Within the popular small SUV category, the Honda CR-V and Toyota RAV4 are two of the sales leaders year over year. And it shouldn’t be a big surprise why consumers choose these models over their competitors.
Both are roomy, comfortable, and versatile vehicles that come from trustworthy brands with a well-deserved reputation for fuel economy and reliability. As is common in the small SUV segment, either front- or all-wheel drive is available.
How They Match Up
When comparing them side by side along specs and dimensions, the CR-V and RAV4 match up very closely. Even in terms of acceleration (about 9 seconds in 0 to 100 kph acceleration), fuel economy (10 kpl overall), and stopping distances, they’re right on top of one another. But these two stalwarts diverge quite significantly in the real world.
The CR-V’s transmission is a continuously variable type that tends to amplify engine noise. By contrast, Toyota uses a conventional six-speed automatic in the RAV4 that makes the driving experience feel more natural. Incidentally, the RAV4 is also available as a hybrid, which got an impressive 13 kilometers per liter.
Both models have received a midcycle freshening, which for the Honda turned out to be less successful than it has for the Toyota. Whereas the CR-V’s suspension became stiffer, the RAV4’s got more comfortable. Quite a bit of road noise gets into the CR-V’s cabin, making it the louder car between these two.
It’s easier to get a power seat with lumbar support adjustment in a midtrim CR-V EX. In the RAV4, you’d have to opt for the top-line Limited to get that feature. Otherwise, the standard seat is not very supportive. And young parents should note that we had difficulty getting some child seats to fit correctly and securely in the RAV4. The CR-V has a neat trick up its sleeve: a button that folds down a section of the rear seat in one fell swoop.

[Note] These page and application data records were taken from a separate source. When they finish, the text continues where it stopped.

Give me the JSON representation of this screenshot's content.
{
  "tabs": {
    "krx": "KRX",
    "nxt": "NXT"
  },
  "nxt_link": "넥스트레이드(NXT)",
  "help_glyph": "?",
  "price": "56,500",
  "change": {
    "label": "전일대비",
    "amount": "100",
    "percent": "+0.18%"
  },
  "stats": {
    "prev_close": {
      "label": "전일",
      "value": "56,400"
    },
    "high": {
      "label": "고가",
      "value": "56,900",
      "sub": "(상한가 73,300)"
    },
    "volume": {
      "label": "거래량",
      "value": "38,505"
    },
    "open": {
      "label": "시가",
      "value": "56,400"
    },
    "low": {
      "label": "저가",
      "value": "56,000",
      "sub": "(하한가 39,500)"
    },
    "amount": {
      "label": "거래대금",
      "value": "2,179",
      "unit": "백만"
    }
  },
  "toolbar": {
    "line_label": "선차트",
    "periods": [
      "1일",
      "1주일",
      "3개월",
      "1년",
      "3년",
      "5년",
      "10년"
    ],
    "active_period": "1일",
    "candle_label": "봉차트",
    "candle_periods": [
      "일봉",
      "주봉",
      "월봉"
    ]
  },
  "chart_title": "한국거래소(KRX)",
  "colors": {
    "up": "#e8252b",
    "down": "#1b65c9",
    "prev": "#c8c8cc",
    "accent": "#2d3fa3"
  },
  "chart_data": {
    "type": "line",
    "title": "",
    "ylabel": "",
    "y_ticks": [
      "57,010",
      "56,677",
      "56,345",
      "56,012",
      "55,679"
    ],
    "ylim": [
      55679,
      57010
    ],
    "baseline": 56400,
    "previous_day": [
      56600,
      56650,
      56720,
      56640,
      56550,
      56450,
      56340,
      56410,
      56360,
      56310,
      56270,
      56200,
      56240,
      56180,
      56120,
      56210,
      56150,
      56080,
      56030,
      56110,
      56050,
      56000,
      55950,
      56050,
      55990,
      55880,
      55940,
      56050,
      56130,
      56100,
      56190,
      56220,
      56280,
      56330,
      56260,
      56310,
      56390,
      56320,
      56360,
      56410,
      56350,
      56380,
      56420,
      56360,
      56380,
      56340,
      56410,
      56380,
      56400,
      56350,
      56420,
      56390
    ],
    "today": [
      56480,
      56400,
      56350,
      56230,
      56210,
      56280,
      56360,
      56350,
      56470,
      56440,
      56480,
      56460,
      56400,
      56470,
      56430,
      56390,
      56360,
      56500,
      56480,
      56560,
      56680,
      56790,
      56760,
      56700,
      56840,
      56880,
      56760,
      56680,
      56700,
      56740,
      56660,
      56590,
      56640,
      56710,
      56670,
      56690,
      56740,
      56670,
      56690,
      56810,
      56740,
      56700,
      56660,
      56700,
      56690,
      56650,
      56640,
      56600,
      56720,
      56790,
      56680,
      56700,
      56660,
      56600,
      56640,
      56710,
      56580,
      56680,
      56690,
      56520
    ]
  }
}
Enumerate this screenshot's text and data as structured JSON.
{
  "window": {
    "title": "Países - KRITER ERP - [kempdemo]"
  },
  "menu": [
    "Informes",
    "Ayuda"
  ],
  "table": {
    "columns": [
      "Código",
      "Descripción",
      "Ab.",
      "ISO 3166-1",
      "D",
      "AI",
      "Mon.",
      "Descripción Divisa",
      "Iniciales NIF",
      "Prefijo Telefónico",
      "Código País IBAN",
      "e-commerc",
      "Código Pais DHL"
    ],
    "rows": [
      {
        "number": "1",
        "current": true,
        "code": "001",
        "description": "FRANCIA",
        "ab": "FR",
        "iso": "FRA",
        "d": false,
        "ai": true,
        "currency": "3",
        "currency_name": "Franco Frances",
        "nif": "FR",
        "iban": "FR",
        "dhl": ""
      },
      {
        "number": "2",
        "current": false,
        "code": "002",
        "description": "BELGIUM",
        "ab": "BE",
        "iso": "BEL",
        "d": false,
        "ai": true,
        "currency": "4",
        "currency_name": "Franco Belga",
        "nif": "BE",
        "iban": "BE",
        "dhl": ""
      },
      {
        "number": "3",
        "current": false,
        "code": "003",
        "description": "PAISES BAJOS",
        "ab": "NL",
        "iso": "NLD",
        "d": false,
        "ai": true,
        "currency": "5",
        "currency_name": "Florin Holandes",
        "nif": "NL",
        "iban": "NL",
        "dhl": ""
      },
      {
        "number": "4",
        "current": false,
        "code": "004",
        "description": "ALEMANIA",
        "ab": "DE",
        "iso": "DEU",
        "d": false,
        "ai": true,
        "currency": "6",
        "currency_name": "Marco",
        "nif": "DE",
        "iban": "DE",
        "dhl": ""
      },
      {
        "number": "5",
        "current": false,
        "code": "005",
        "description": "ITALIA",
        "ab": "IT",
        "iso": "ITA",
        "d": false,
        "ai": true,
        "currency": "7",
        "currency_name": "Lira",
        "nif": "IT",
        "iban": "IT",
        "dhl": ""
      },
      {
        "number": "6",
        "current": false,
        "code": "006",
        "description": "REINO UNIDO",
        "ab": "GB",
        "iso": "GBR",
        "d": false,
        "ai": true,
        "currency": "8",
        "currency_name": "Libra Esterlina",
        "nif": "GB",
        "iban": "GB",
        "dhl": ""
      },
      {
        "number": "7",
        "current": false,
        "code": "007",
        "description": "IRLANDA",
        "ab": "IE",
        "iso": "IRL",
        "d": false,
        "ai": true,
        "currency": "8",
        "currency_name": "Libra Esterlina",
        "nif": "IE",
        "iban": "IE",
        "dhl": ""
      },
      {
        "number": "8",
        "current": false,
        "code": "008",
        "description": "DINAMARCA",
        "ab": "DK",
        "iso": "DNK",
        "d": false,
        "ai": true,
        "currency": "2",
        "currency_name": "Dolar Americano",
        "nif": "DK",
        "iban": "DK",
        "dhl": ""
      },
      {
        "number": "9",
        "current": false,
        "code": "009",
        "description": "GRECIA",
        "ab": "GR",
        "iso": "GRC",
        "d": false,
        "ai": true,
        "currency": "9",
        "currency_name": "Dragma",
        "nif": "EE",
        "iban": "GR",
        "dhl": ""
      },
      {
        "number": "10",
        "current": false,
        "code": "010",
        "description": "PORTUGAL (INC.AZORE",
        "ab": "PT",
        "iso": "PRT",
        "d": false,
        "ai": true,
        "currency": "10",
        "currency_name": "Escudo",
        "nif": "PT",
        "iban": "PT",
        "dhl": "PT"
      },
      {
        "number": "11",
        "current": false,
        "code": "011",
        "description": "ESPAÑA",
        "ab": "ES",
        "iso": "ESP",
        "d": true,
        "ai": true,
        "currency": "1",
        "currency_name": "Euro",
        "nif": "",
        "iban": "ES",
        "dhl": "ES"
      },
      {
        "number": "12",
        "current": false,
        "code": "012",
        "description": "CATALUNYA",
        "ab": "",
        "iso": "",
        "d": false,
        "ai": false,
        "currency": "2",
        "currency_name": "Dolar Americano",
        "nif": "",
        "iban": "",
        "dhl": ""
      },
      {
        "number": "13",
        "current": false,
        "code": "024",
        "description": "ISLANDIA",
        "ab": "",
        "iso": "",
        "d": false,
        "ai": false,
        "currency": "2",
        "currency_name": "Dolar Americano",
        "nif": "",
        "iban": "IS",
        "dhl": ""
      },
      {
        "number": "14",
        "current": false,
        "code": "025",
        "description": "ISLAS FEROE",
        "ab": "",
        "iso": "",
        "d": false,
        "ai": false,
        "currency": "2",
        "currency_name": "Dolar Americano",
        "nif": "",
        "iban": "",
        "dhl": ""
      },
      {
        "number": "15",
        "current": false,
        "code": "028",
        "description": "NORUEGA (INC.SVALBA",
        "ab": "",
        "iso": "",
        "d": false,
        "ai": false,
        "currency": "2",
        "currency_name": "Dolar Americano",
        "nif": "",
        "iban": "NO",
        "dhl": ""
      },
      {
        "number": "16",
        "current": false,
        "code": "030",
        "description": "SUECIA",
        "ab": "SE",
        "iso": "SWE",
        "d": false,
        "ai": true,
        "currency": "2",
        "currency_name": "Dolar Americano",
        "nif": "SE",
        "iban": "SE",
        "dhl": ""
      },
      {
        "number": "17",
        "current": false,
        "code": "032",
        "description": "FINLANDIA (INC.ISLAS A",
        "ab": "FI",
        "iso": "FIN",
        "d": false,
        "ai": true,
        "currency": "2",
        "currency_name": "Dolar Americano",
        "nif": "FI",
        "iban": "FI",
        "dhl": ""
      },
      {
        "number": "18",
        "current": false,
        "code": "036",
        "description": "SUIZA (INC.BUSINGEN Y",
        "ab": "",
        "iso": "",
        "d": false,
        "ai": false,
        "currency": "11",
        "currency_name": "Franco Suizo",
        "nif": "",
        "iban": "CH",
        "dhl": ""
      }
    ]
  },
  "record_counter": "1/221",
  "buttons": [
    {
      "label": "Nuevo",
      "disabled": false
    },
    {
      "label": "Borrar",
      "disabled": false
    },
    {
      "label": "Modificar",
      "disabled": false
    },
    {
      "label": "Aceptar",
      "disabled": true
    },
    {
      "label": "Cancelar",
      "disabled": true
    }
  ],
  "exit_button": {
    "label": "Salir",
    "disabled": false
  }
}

On the safety front, both SUVs are awarded a Top Safety Pick by the Insurance Institute for Highway Safety. However, for 2017 Toyota has made it easy to get advanced safety systems by including the Toyota Safety Sense P package standard on all versions of the RAV4. This package includes forward-collision warning and automatic emergency braking. Honda forces buyers to choose the Touring trim in order to get forward-collision warning and automatic emergency braking on the current 2016 model.
Though the CR-V starts at an enticingly low price, Honda is very rigid with its options structure. There is no à la carte optioning here. So you’re forced to decide whether you want to hold firm to your budget—and possibly forgo a feature—or spend more money and move up to a pricier version to get the features you want.
Because the CR-V is an older design that is well into its model cycle and the 2017s arrive this fall, the leftover 2016 models have a good deal of negotiating room based on a recent Consumer Reports analysis of transaction prices. The loftier asking price for the RAV4 reflects that it has more shelf life left.
Last—and what might be the knockout punch for many potential buyers—taking reliability into account, the RAV4’s record has been much better than average, and the CR-V’s record has bounced between average and above average.
In the end, the RAV4 outscores the CR-V to the tune of 76 vs. 69. If it were my choice, I would be heading to the Toyota dealership.